ETHICAL CLEARANCE company Waste to Wonder spent a day working with staff from Swindon’s Nationwide Building Society, Wagstaff Group, and CBRE to fill a ‘School in a Box’ 40ft container with office equipment to be shipped to schools and communities in South Africa.
Nationwide, HMRC, FCA, Centrica and IBM donated their redundant office equipment to be shipped out to Ivory Park Township South Africa to communities that will benefit from using it. The initiative is part of Waste to Wonder’s ethical clearance service.
Karen Owsley, from Nationwide’s Transformation department, explains: ‘We are creating a new, refreshing workplace for employees and customers, and as part of our corporate social responsibility, we didn’t want to throw out redundant office equipment. Instead, we decided to use Waste to Wonder’s ethical clearance programme which redistributes the furniture to those who need it. This really fits with Nationwide’s “doing the right thing” frame of mind and culture, and we were thrilled to be part of the day.’
Over 4 hours eleven people filled a Waste to Wonder 40ft container with over 500 chairs, 200 computer tables, 100 desks, 10 digital lockers, 100 pedestals, and printers, monitors, photocopiers and fridges. Donations also came from Boss Design, Centrica, and the Financial Conduct Authority.
Matt Holden, Nationwide’s Workspace Design Manager, attended the day at the Waste to Wonder warehouse in Colerne. He says: ‘It was a great day getting everything into the container and we’re delighted to be able to help deliver educational opportunities to communities in South Africa with our redundant office equipment.’
Mark Sheppard Group Sales Director for Wagstaff Group, who helped on the day said ‘we have been involved with the Waste to Wonder School in a Box programme for over 12 years and we are constantly delighted with the positive feedback we get back from clients whose equipment goes out to make a difference around the world.’

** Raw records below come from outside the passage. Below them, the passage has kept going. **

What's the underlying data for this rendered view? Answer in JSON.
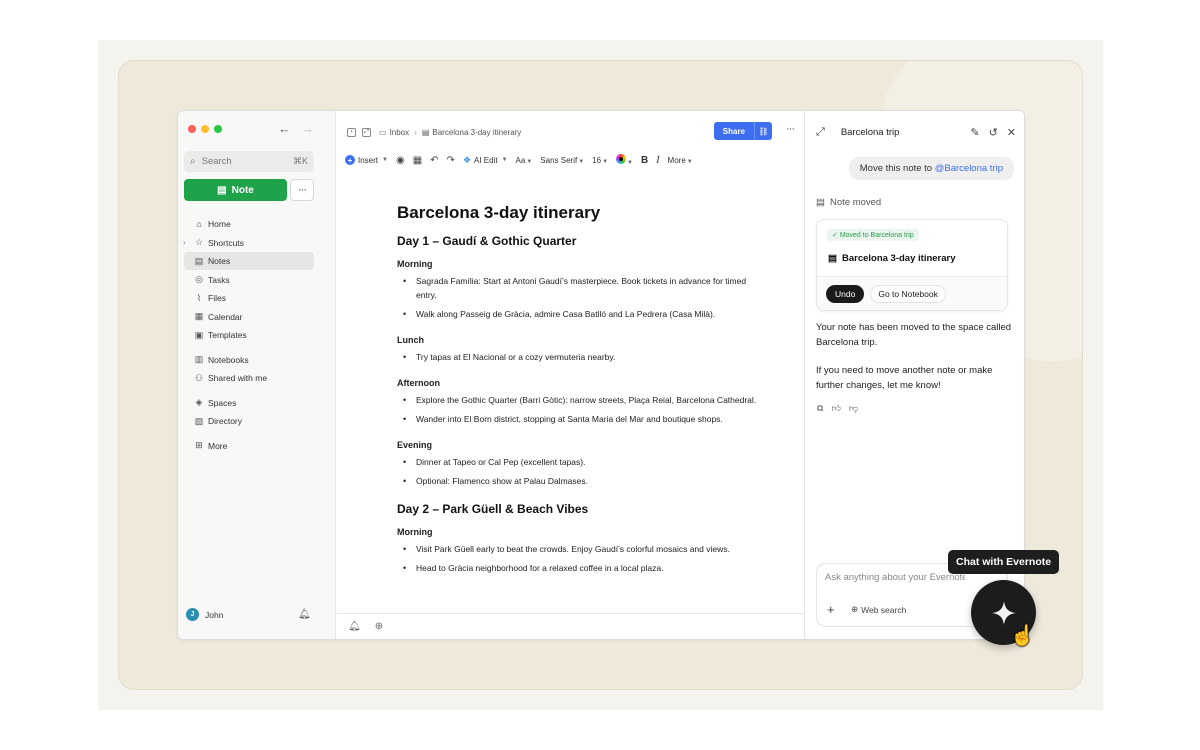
{
  "sidebar": {
    "search_placeholder": "Search",
    "search_shortcut": "⌘K",
    "new_note_label": "Note",
    "more_dots": "···",
    "items": [
      {
        "label": "Home"
      },
      {
        "label": "Shortcuts"
      },
      {
        "label": "Notes"
      },
      {
        "label": "Tasks"
      },
      {
        "label": "Files"
      },
      {
        "label": "Calendar"
      },
      {
        "label": "Templates"
      },
      {
        "label": "Notebooks"
      },
      {
        "label": "Shared with me"
      },
      {
        "label": "Spaces"
      },
      {
        "label": "Directory"
      },
      {
        "label": "More"
      }
    ],
    "user": {
      "name": "John",
      "initial": "J"
    }
  },
  "editor": {
    "breadcrumb": [
      "Inbox",
      "Barcelona 3-day itinerary"
    ],
    "share_label": "Share",
    "toolbar": {
      "insert": "Insert",
      "ai_edit": "AI Edit",
      "text_style": "Aa",
      "font": "Sans Serif",
      "size": "16",
      "more": "More"
    },
    "note": {
      "title": "Barcelona 3-day itinerary",
      "day1": {
        "heading": "Day 1 – Gaudí & Gothic Quarter",
        "morning": "Morning",
        "morning_items": [
          "Sagrada Família: Start at Antoni Gaudí’s masterpiece. Book tickets in advance for timed entry.",
          "Walk along Passeig de Gràcia, admire Casa Batlló and La Pedrera (Casa Milà)."
        ],
        "lunch": "Lunch",
        "lunch_items": [
          " Try tapas at El Nacional or a cozy vermuteria nearby."
        ],
        "afternoon": "Afternoon",
        "afternoon_items": [
          "Explore the Gothic Quarter (Barri Gòtic): narrow streets, Plaça Reial, Barcelona Cathedral.",
          "Wander into El Born district, stopping at Santa Maria del Mar and boutique shops."
        ],
        "evening": "Evening",
        "evening_items": [
          "Dinner at Tapeo or Cal Pep (excellent tapas).",
          "Optional: Flamenco show at Palau Dalmases."
        ]
      },
      "day2": {
        "heading": "Day 2 – Park Güell & Beach Vibes",
        "morning": "Morning",
        "morning_items": [
          "Visit Park Güell early to beat the crowds. Enjoy Gaudí’s colorful mosaics and views.",
          "Head to Gràcia neighborhood for a relaxed coffee in a local plaza."
        ]
      }
    }
  },
  "chat": {
    "title": "Barcelona trip",
    "user_message_prefix": "Move this note to ",
    "user_message_mention": "@Barcelona trip",
    "status": "Note moved",
    "card": {
      "pill": "Moved to Barcelona trip",
      "note_title": "Barcelona 3-day itinerary",
      "undo": "Undo",
      "goto": "Go to Notebook"
    },
    "reply": [
      "Your note has been moved to the space called Barcelona trip.",
      "If you need to move another note or make further changes, let me know!"
    ],
    "input_placeholder": "Ask anything about your Evernote",
    "web_search": "Web search"
  },
  "floating": {
    "tooltip": "Chat with Evernote"
  },
  "colors": {
    "brand_green": "#1fa34a",
    "share_blue": "#3d6ef0",
    "mention_blue": "#3d6ef0"
  }
}
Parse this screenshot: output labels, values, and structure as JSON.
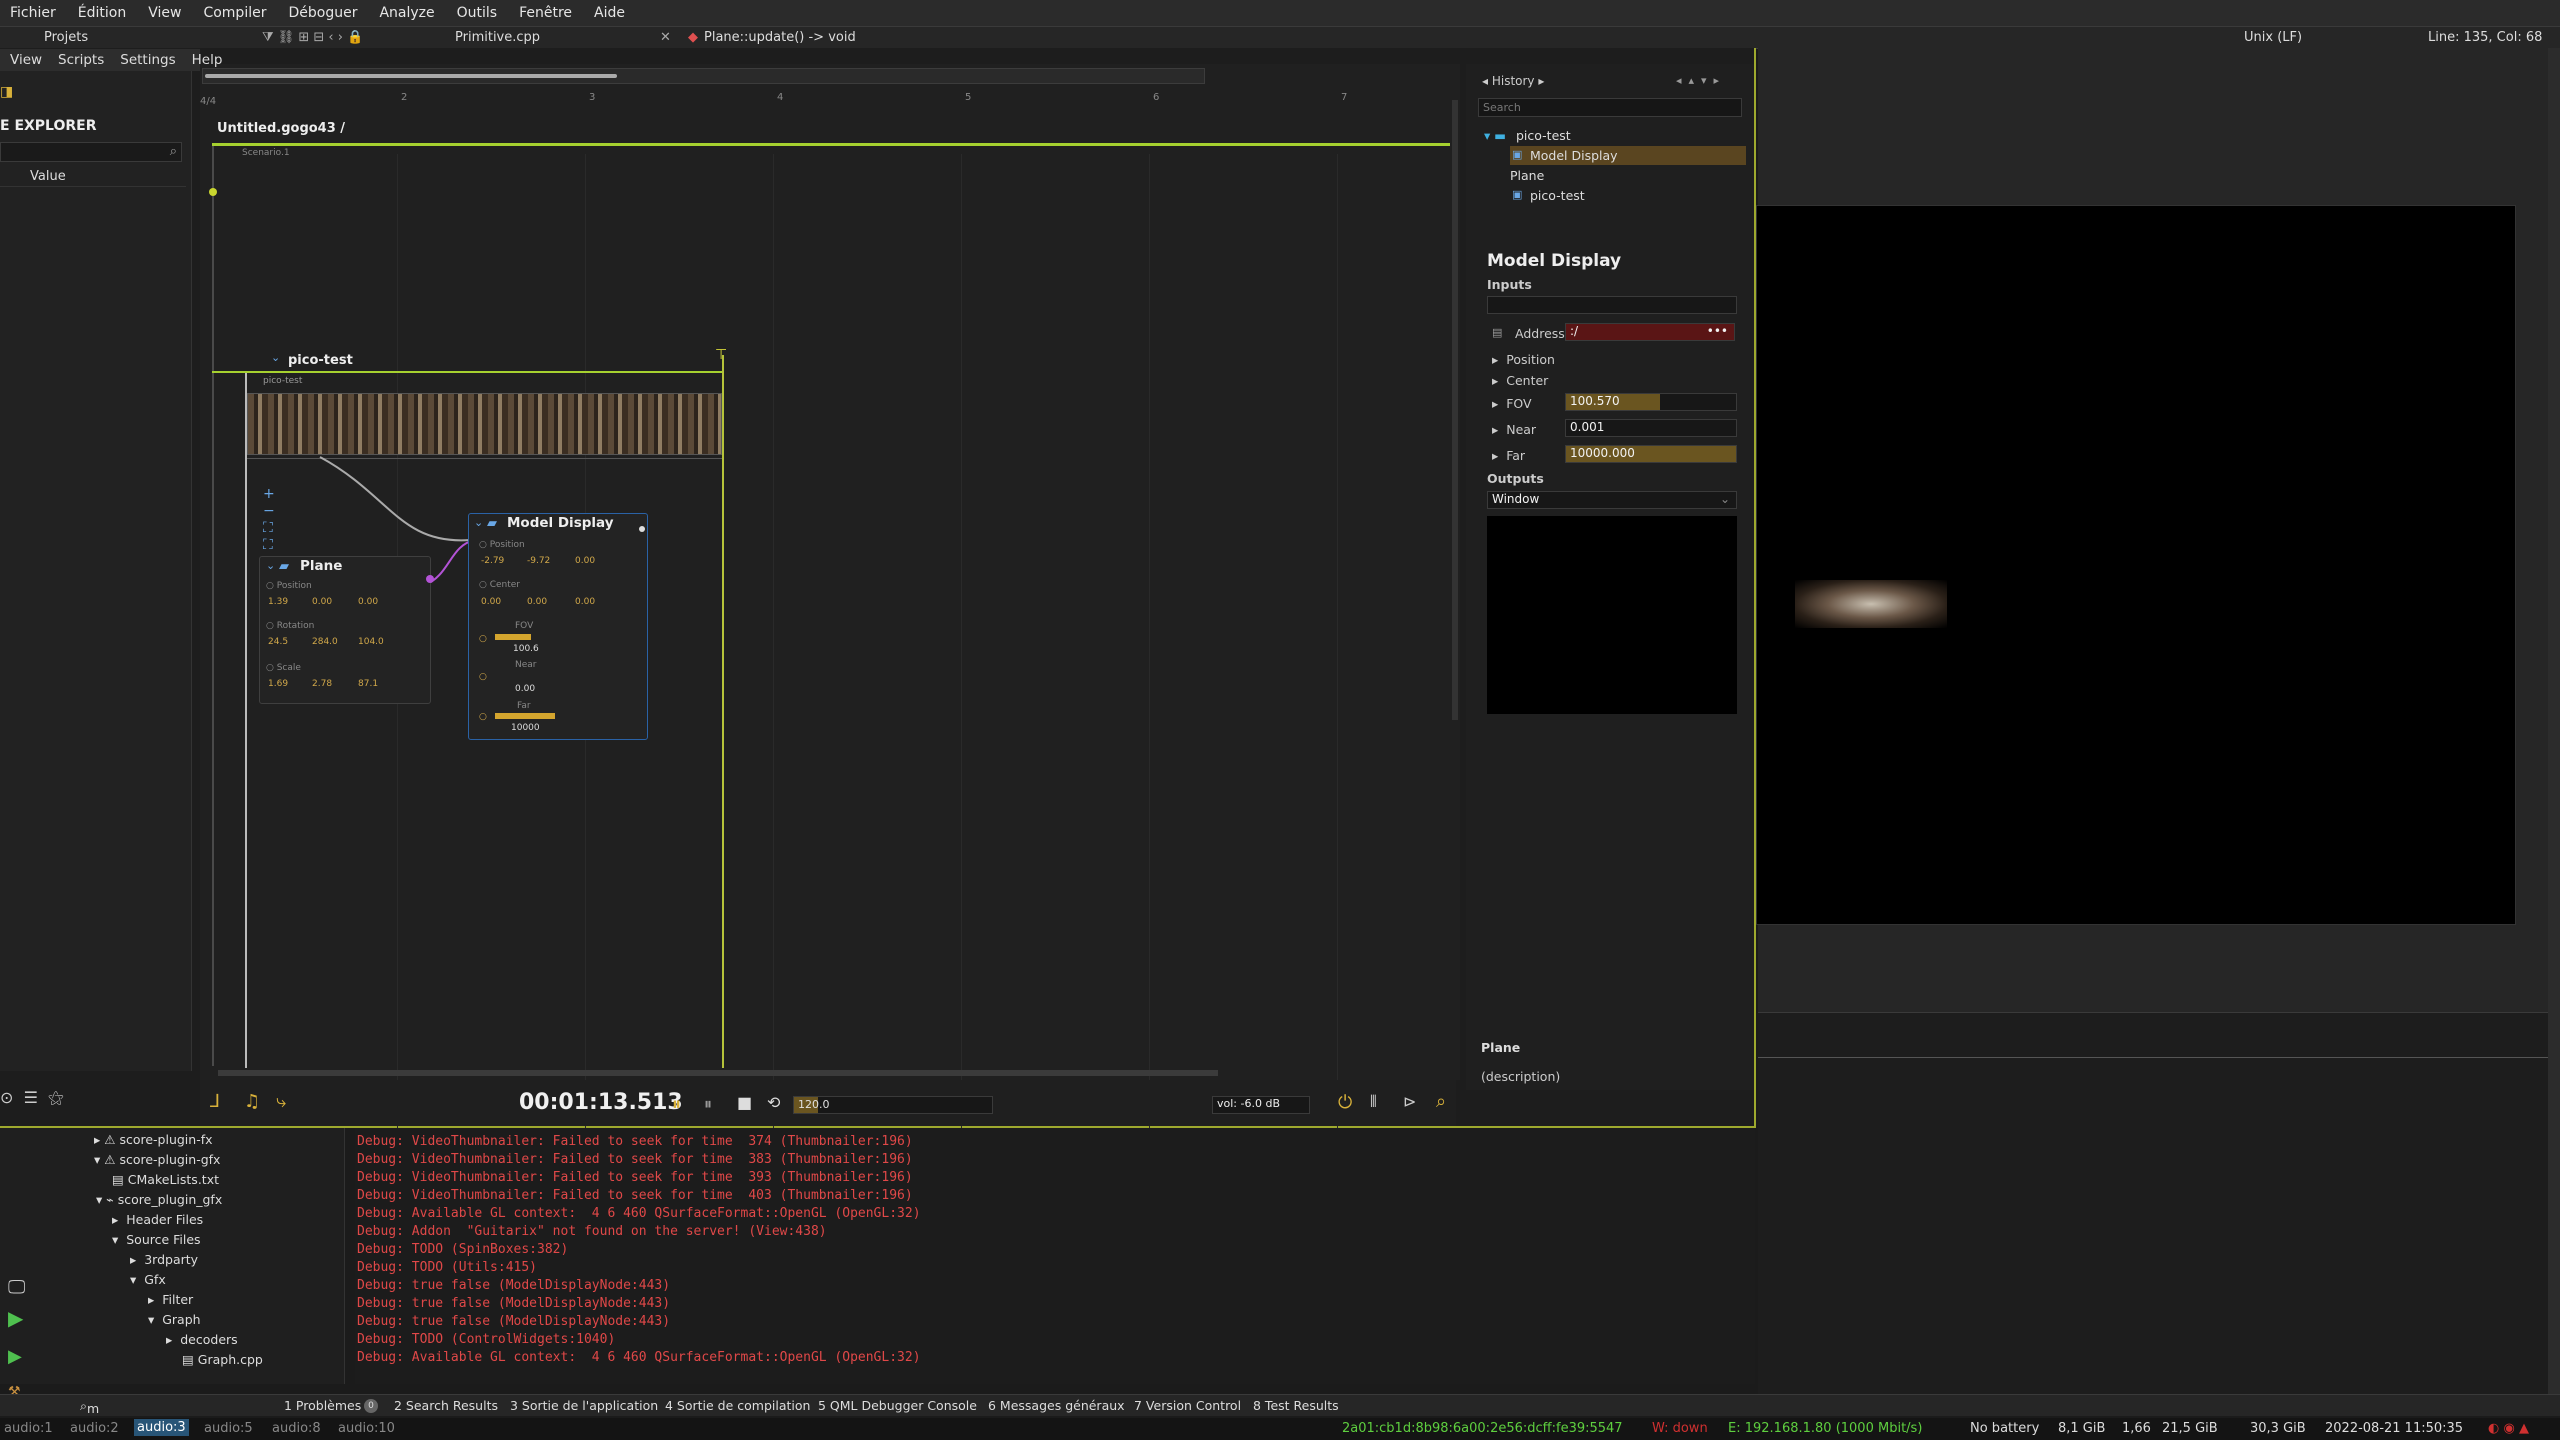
{
  "menu": [
    "Fichier",
    "Édition",
    "View",
    "Compiler",
    "Déboguer",
    "Analyze",
    "Outils",
    "Fenêtre",
    "Aide"
  ],
  "toolbar": {
    "projects": "Projets",
    "file": "Primitive.cpp",
    "function": "Plane::update() -> void",
    "line_ending": "Unix (LF)",
    "position": "Line: 135, Col: 68"
  },
  "score_menu": [
    "View",
    "Scripts",
    "Settings",
    "Help"
  ],
  "explorer": {
    "title": "E EXPLORER",
    "value_header": "Value"
  },
  "timeline": {
    "time_signature": "4/4",
    "ruler": [
      "2",
      "3",
      "4",
      "5",
      "6",
      "7"
    ],
    "document": "Untitled.gogo43 /",
    "scenario": "Scenario.1",
    "process": "pico-test",
    "film_label": "pico-test"
  },
  "plane_node": {
    "title": "Plane",
    "position_label": "Position",
    "position": [
      "1.39",
      "0.00",
      "0.00"
    ],
    "rotation_label": "Rotation",
    "rotation": [
      "24.5",
      "284.0",
      "104.0"
    ],
    "scale_label": "Scale",
    "scale": [
      "1.69",
      "2.78",
      "87.1"
    ]
  },
  "model_node": {
    "title": "Model Display",
    "position_label": "Position",
    "position": [
      "-2.79",
      "-9.72",
      "0.00"
    ],
    "center_label": "Center",
    "center": [
      "0.00",
      "0.00",
      "0.00"
    ],
    "fov_label": "FOV",
    "fov": "100.6",
    "near_label": "Near",
    "near": "0.00",
    "far_label": "Far",
    "far": "10000"
  },
  "transport": {
    "time": "00:01:13.513",
    "tempo": "120.0",
    "tempo_fraction": 0.12,
    "volume": "vol: -6.0 dB"
  },
  "inspector": {
    "history_label": "History",
    "search_placeholder": "Search",
    "tree": [
      "pico-test",
      "Model Display",
      "Plane",
      "pico-test"
    ],
    "title": "Model Display",
    "inputs_label": "Inputs",
    "address_label": "Address",
    "address_value": ":/",
    "position_label": "Position",
    "center_label": "Center",
    "fov_label": "FOV",
    "fov_value": "100.570",
    "fov_fraction": 0.55,
    "near_label": "Near",
    "near_value": "0.001",
    "far_label": "Far",
    "far_value": "10000.000",
    "far_fraction": 1.0,
    "outputs_label": "Outputs",
    "window_option": "Window",
    "bottom_title": "Plane",
    "bottom_desc": "(description)"
  },
  "project_tree": [
    "score-plugin-fx",
    "score-plugin-gfx",
    "CMakeLists.txt",
    "score_plugin_gfx",
    "Header Files",
    "Source Files",
    "3rdparty",
    "Gfx",
    "Filter",
    "Graph",
    "decoders",
    "Graph.cpp"
  ],
  "console": [
    "Debug: VideoThumbnailer: Failed to seek for time  374 (Thumbnailer:196)",
    "Debug: VideoThumbnailer: Failed to seek for time  383 (Thumbnailer:196)",
    "Debug: VideoThumbnailer: Failed to seek for time  393 (Thumbnailer:196)",
    "Debug: VideoThumbnailer: Failed to seek for time  403 (Thumbnailer:196)",
    "Debug: Available GL context:  4 6 460 QSurfaceFormat::OpenGL (OpenGL:32)",
    "Debug: Addon  \"Guitarix\" not found on the server! (View:438)",
    "Debug: TODO (SpinBoxes:382)",
    "Debug: TODO (Utils:415)",
    "Debug: true false (ModelDisplayNode:443)",
    "Debug: true false (ModelDisplayNode:443)",
    "Debug: true false (ModelDisplayNode:443)",
    "Debug: TODO (ControlWidgets:1040)",
    "Debug: Available GL context:  4 6 460 QSurfaceFormat::OpenGL (OpenGL:32)"
  ],
  "tabs": {
    "locator": "m load_geometr",
    "items": [
      "1  Problèmes",
      "2  Search Results",
      "3  Sortie de l'application",
      "4  Sortie de compilation",
      "5  QML Debugger Console",
      "6  Messages généraux",
      "7  Version Control",
      "8  Test Results"
    ],
    "problems_badge": "0"
  },
  "status": {
    "workspaces": [
      "audio:1",
      "audio:2",
      "audio:3",
      "audio:5",
      "audio:8",
      "audio:10"
    ],
    "active_workspace": "audio:3",
    "ipv6": "2a01:cb1d:8b98:6a00:2e56:dcff:fe39:5547",
    "wifi": "W: down",
    "ethernet": "E: 192.168.1.80 (1000 Mbit/s)",
    "battery": "No battery",
    "mem": "8,1 GiB",
    "load": "1,66",
    "disk": "21,5 GiB",
    "disk2": "30,3 GiB",
    "datetime": "2022-08-21 11:50:35"
  }
}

Overseeing the day was the Managing Director of Waste to Wonder, Michael Amos, who says this kind of corporate social responsibility (CSR) now needs to be part of an integrated business strategy.
Michael says, ‘When we help a firm like Nationwide with an ethical office clearance, we’re saving them money on disposal to landfill. That’s an immediate, tangible financial win. But, as importantly, they can demonstrate their positive CSR to potential employees, and illustrate the benefits their redundant equipment is creating when reused in other parts of the world.’
Michael believes that CSR really does pay back and that CSR initiatives have a positive impact on society and the environment. He says: ‘It’s up to every CSR Manager to really embrace their role, not least because of the social and environmental benefits CSR creates. But, crucially, they should do so because top CSR practice leads directly to profitable, sector leading businesses too.
‘The staff of Nationwide did a really amazing job loading up the container, and we are truly grateful that they took the time to make this School in a Box project come alive for children and communities in South Africa.’
Waste to Wonder provides charities with furniture for international educational projects with our School in a Box programme across the world. Waste to Wonder has already helped some 700 schools across 18 countries through the School in a Box programme, and now seeks to expand its work even further with many more international charities.
To learn how Waste to Wonder can help you build better CSR through ethical reuse and repurposing, visit www.wastetowonder.com